Sometimes, it can be challenging to take pictures of people at work, especially if they’re working in a dynamic environment like a transportation work site, or on the train or bus.
Safety is number one, of course. Proper precautions and planning are essential – as Julie Duewel of the Nevada DOT explained in a recent post.
And picking the right subject is crucial. Katy Warner of North Carolina DOT shared that nugget of information just last week.
But, how do you take award-winning pictures of people working? Our friends at Shutterbug Magazine have some great ideas. Check it out!
To give you an idea of what to photograph, and what might be good to submit, we’re letting you in on the thoughts of some our past award winners and what made a particular photo worth submitting.
This week features Katy Warner, the At Work category winner from the 2011 contest. Katy is the photographer for the North Carolina Department of Transportation.
Photography is a passion for me, not just a job. I am extremely grateful to be in a profession that is so rewarding. I’m Katy Warner, photographer for the North Carolina Department of Transportation, and I have been working here for almost eight years.
I travel across our beautiful state, from the coast to the mountains, photographing projects, employees and events.

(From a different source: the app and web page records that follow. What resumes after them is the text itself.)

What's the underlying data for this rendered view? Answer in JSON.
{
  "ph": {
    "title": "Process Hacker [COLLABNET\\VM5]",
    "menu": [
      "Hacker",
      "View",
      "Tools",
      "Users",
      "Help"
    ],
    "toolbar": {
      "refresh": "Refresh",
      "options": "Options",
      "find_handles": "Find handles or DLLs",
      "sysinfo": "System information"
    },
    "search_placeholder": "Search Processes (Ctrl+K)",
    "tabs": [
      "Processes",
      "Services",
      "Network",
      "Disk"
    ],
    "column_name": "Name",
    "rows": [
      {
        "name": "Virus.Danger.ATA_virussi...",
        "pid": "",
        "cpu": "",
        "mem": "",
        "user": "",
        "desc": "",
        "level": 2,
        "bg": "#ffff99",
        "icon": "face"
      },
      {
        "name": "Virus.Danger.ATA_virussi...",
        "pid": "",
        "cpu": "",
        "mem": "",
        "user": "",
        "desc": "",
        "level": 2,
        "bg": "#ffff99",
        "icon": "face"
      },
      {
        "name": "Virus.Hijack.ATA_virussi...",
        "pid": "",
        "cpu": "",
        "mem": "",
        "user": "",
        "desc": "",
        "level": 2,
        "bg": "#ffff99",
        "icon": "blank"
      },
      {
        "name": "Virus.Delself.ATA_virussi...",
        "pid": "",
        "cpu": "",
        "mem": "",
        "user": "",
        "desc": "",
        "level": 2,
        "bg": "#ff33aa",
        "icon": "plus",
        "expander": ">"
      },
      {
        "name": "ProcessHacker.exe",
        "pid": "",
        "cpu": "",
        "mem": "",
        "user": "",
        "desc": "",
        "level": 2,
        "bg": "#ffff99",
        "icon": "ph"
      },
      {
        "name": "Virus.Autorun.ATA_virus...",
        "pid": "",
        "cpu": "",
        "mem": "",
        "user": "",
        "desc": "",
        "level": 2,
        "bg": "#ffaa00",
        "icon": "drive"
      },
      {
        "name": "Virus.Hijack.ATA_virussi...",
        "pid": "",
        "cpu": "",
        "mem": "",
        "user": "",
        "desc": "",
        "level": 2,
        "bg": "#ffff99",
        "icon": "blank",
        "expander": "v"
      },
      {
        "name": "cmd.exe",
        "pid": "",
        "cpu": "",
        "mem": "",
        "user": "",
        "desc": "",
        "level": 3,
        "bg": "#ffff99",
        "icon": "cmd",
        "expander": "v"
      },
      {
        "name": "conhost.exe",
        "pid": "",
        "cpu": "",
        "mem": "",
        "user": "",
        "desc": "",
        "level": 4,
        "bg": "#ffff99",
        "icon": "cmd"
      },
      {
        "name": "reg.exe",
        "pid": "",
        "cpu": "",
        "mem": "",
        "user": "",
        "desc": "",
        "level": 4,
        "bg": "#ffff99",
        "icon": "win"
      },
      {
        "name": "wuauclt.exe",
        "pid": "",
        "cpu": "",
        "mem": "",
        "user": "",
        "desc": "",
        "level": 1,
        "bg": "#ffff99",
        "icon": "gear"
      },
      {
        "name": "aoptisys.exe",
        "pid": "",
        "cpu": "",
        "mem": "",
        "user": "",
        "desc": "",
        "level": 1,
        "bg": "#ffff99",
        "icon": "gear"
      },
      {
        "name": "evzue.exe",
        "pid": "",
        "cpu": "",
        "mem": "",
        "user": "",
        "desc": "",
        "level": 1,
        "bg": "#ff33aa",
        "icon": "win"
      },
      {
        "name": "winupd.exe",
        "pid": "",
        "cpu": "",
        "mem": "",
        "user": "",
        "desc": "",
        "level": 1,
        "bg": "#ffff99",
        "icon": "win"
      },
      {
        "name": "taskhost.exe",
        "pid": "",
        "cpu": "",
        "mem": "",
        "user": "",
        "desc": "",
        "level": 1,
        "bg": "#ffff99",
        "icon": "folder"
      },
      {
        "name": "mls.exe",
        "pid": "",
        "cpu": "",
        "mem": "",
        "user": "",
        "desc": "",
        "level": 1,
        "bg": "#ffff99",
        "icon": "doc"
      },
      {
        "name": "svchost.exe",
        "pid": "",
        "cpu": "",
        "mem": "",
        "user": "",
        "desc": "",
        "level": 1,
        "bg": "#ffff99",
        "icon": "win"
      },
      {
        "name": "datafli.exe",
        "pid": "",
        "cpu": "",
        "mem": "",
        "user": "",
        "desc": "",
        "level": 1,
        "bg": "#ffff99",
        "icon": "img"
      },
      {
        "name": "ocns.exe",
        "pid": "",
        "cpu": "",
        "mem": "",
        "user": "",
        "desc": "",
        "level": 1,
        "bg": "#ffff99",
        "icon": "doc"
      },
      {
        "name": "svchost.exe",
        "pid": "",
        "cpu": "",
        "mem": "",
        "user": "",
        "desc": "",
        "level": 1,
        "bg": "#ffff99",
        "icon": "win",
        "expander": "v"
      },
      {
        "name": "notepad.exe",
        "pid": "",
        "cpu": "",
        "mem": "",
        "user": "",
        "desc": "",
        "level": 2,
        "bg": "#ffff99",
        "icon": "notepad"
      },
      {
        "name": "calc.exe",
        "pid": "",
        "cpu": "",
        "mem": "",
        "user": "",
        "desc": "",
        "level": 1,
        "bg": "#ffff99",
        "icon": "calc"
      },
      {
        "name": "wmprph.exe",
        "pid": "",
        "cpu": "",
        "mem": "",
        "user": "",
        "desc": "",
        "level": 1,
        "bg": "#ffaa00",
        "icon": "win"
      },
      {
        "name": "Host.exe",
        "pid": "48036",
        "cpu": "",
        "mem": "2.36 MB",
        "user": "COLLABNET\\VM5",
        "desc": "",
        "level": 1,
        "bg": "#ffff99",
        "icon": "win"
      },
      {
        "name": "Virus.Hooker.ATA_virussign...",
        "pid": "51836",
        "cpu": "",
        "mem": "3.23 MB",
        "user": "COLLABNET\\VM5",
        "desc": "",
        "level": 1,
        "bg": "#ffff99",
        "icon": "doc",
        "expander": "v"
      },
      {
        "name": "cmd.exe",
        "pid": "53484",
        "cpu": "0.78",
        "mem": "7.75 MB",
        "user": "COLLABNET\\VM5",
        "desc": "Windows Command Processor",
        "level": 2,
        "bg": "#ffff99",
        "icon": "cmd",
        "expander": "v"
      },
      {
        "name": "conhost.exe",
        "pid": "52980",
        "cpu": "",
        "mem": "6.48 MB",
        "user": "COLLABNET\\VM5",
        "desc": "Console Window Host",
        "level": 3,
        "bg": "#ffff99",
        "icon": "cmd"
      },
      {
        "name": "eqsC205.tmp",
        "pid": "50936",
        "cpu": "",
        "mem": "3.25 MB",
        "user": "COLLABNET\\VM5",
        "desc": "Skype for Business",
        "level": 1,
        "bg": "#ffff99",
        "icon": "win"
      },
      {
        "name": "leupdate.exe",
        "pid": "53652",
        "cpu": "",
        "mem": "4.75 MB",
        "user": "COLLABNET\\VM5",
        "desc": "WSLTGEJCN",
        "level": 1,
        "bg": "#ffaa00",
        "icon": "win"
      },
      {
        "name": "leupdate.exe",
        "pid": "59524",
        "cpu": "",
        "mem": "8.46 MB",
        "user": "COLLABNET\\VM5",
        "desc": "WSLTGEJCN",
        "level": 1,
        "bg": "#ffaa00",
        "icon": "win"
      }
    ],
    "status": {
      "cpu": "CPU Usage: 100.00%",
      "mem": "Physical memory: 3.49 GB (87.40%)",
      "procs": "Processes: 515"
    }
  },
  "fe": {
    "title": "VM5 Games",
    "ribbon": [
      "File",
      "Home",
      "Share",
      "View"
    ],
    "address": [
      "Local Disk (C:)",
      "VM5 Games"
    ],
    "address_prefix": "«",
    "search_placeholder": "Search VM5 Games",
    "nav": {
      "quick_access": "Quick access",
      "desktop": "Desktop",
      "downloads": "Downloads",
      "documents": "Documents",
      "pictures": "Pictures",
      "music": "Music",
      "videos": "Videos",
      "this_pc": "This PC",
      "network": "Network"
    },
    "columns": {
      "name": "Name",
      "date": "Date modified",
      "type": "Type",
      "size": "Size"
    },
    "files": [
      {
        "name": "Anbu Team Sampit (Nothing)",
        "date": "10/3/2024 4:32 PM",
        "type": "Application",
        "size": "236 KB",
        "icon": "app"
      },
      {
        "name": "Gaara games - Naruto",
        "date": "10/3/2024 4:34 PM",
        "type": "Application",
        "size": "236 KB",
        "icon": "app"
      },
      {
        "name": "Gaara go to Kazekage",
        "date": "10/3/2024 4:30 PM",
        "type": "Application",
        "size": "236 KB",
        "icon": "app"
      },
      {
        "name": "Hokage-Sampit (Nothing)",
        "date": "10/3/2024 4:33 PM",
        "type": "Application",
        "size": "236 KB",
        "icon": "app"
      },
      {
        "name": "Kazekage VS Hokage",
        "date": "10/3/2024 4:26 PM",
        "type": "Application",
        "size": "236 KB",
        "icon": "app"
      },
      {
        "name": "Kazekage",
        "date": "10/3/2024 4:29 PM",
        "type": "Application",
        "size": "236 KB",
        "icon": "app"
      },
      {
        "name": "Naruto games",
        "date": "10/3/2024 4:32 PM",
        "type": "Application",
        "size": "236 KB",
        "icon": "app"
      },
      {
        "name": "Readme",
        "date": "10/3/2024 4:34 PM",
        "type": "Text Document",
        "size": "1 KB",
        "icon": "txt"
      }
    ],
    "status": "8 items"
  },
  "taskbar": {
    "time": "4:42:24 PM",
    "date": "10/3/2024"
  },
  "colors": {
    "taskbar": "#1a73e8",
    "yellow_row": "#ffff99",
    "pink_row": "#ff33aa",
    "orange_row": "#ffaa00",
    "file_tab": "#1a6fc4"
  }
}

I shot the photo of an NCDOT maintenance worker, Louis Sandoval, that won the “At Work” category. Louie was competing in a test of skill as part of the department’s annual “Road-eo” competition, which honors the most talented maintenance crew in Winston-Salem. I am so pleased to have won with this photo because I feel it really captures not only the essence of Louie, but also the spirit of all of my fellow DOT workers. We are a friendly bunch!
This photo is technically a bit more complicated than it looks. It was somewhat challenging to capture a proper exposure due to the reflective vest: you have to remember not to use a flash! I exposed the image with a meter reading of his face instead of the overall scene. If you do not have access to a digital SLR like the Nikon D700 that I use here at the NCDOT, search your camera for the spot meter setting, and target what you would like accurately exposed.
I may photograph many images of construction sites and other representative images for the NCDOT, but my favorite photos to take are of diverse folks that work all over the state.
Good luck to all with your submissions. I look forward to being inspired again by this year’s group of images.
Of course you want to win. Only natural… But that’s not the only thing to gain by entering a photo contest such as Faces of Transportation.Here are some other reasons to enter:
Entering a competition will give you a great reason to get out and take a portfolio of pictures of a concrete subject (pun intended). Transportation and the people who build, maintain, operate and use the system are wonderful subjects – and there are many stories to be told with a simple picture.
Getting your work out into the public eye is a good way to see it in a different light. You’ll get a fresh perspective on your photo when AASHTO publishes it in various publications and reports that will receive national attention. The transportation community is broad and varied and represents a large cross-section of the nation. So, it’s going to be seen by quite a lot of people.
If you’ve never taken a transportation-related photo before, you’ve got some exciting times ahead of you. Read Julie Duewel’s excellent post about her experiences on a photo shoot for the Nevada DOT. She’s a professional photographer with the Department, so you probably won’t get to climb around on a 900-foot tall bridge, but there are many other thrilling (and safe!) opportunities to be found out there.
Still want to win? (Of course you do!) We found the advice from Darren Rowse, writer for the Digital Photography School, particularly insightful.
So, what are you waiting for?